== TASK TO CARRY OUT ==
Gather all lines with "Select" from the records.

*** Begin section ***

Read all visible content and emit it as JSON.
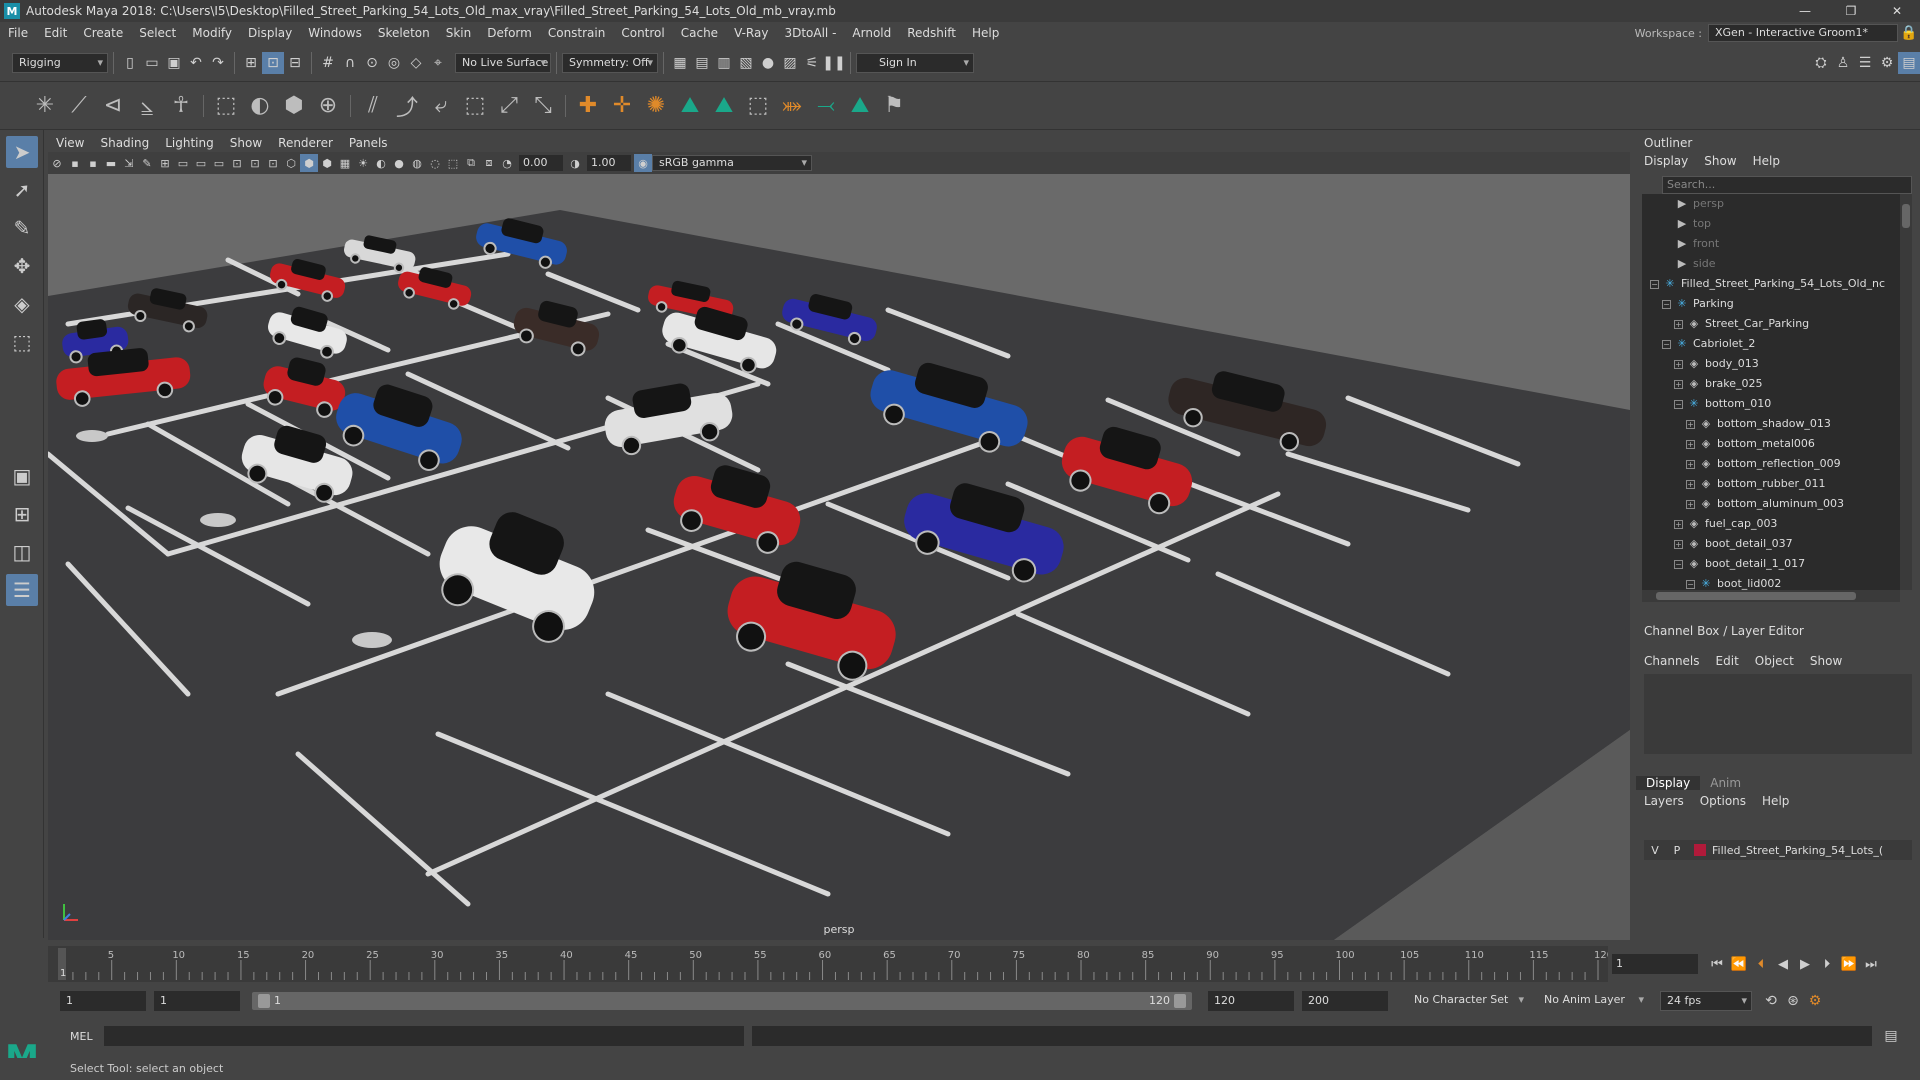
{
  "window": {
    "title": "Autodesk Maya 2018: C:\\Users\\I5\\Desktop\\Filled_Street_Parking_54_Lots_Old_max_vray\\Filled_Street_Parking_54_Lots_Old_mb_vray.mb",
    "logo": "M"
  },
  "menubar": {
    "items": [
      "File",
      "Edit",
      "Create",
      "Select",
      "Modify",
      "Display",
      "Windows",
      "Skeleton",
      "Skin",
      "Deform",
      "Constrain",
      "Control",
      "Cache",
      "V-Ray",
      "3DtoAll -",
      "Arnold",
      "Redshift",
      "Help"
    ]
  },
  "workspace": {
    "label": "Workspace :",
    "value": "XGen - Interactive Groom1*"
  },
  "statusline": {
    "mode": "Rigging",
    "live_surface": "No Live Surface",
    "symmetry": "Symmetry: Off",
    "sign_in": "Sign In"
  },
  "viewport_menu": {
    "items": [
      "View",
      "Shading",
      "Lighting",
      "Show",
      "Renderer",
      "Panels"
    ]
  },
  "viewport_toolbar": {
    "exposure": "0.00",
    "gamma": "1.00",
    "color_space": "sRGB gamma"
  },
  "viewport": {
    "camera_label": "persp"
  },
  "outliner": {
    "title": "Outliner",
    "menu": [
      "Display",
      "Show",
      "Help"
    ],
    "search_placeholder": "Search...",
    "items": [
      {
        "label": "persp",
        "icon": "camera-icon",
        "depth": 2,
        "dim": true
      },
      {
        "label": "top",
        "icon": "camera-icon",
        "depth": 2,
        "dim": true
      },
      {
        "label": "front",
        "icon": "camera-icon",
        "depth": 2,
        "dim": true
      },
      {
        "label": "side",
        "icon": "camera-icon",
        "depth": 2,
        "dim": true
      },
      {
        "label": "Filled_Street_Parking_54_Lots_Old_nc",
        "icon": "group-icon",
        "depth": 1,
        "toggle": "−"
      },
      {
        "label": "Parking",
        "icon": "group-icon",
        "depth": 2,
        "toggle": "−"
      },
      {
        "label": "Street_Car_Parking",
        "icon": "mesh-icon",
        "depth": 3,
        "toggle": "+"
      },
      {
        "label": "Cabriolet_2",
        "icon": "group-icon",
        "depth": 2,
        "toggle": "−"
      },
      {
        "label": "body_013",
        "icon": "mesh-icon",
        "depth": 3,
        "toggle": "+"
      },
      {
        "label": "brake_025",
        "icon": "mesh-icon",
        "depth": 3,
        "toggle": "+"
      },
      {
        "label": "bottom_010",
        "icon": "group-icon",
        "depth": 3,
        "toggle": "−"
      },
      {
        "label": "bottom_shadow_013",
        "icon": "mesh-icon",
        "depth": 4,
        "toggle": "+"
      },
      {
        "label": "bottom_metal006",
        "icon": "mesh-icon",
        "depth": 4,
        "toggle": "+"
      },
      {
        "label": "bottom_reflection_009",
        "icon": "mesh-icon",
        "depth": 4,
        "toggle": "+"
      },
      {
        "label": "bottom_rubber_011",
        "icon": "mesh-icon",
        "depth": 4,
        "toggle": "+"
      },
      {
        "label": "bottom_aluminum_003",
        "icon": "mesh-icon",
        "depth": 4,
        "toggle": "+"
      },
      {
        "label": "fuel_cap_003",
        "icon": "mesh-icon",
        "depth": 3,
        "toggle": "+"
      },
      {
        "label": "boot_detail_037",
        "icon": "mesh-icon",
        "depth": 3,
        "toggle": "+"
      },
      {
        "label": "boot_detail_1_017",
        "icon": "mesh-icon",
        "depth": 3,
        "toggle": "−"
      },
      {
        "label": "boot_lid002",
        "icon": "group-icon",
        "depth": 4,
        "toggle": "−"
      }
    ]
  },
  "channel_box": {
    "title": "Channel Box / Layer Editor",
    "menu": [
      "Channels",
      "Edit",
      "Object",
      "Show"
    ]
  },
  "layer_editor": {
    "tabs": [
      "Display",
      "Anim"
    ],
    "menu": [
      "Layers",
      "Options",
      "Help"
    ],
    "layer": {
      "v": "V",
      "p": "P",
      "name": "Filled_Street_Parking_54_Lots_(",
      "color": "#b01a3a"
    }
  },
  "timeline": {
    "ticks": [
      5,
      10,
      15,
      20,
      25,
      30,
      35,
      40,
      45,
      50,
      55,
      60,
      65,
      70,
      75,
      80,
      85,
      90,
      95,
      100,
      105,
      110,
      115,
      120
    ],
    "start": 1,
    "end": 120,
    "current_frame": "1",
    "first_label": "1"
  },
  "range": {
    "start": "1",
    "playback_start": "1",
    "bar_start": "1",
    "bar_end": "120",
    "playback_end": "120",
    "end": "200",
    "character_set": "No Character Set",
    "anim_layer": "No Anim Layer",
    "fps": "24 fps"
  },
  "command_line": {
    "label": "MEL"
  },
  "help_line": {
    "text": "Select Tool: select an object"
  },
  "cars": [
    {
      "color": "#2b2625"
    },
    {
      "color": "#c41e22"
    },
    {
      "color": "#d8d8d8"
    },
    {
      "color": "#c41e22"
    },
    {
      "color": "#1f4fa8"
    },
    {
      "color": "#e8e8e8"
    },
    {
      "color": "#2a2aa0"
    },
    {
      "color": "#c41e22"
    },
    {
      "color": "#c41e22"
    },
    {
      "color": "#3a2c28"
    },
    {
      "color": "#e6e6e6"
    },
    {
      "color": "#2a2aa0"
    },
    {
      "color": "#c41e22"
    },
    {
      "color": "#1f4fa8"
    },
    {
      "color": "#e0e0e0"
    },
    {
      "color": "#1f4fa8"
    },
    {
      "color": "#2e2624"
    },
    {
      "color": "#e6e6e6"
    },
    {
      "color": "#c41e22"
    },
    {
      "color": "#c41e22"
    },
    {
      "color": "#2a2aa0"
    },
    {
      "color": "#e8e8e8"
    },
    {
      "color": "#c41e22"
    }
  ]
}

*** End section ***

== SOLUTION BELOW ==
      "Select",
    "text": "Select Tool: select an object"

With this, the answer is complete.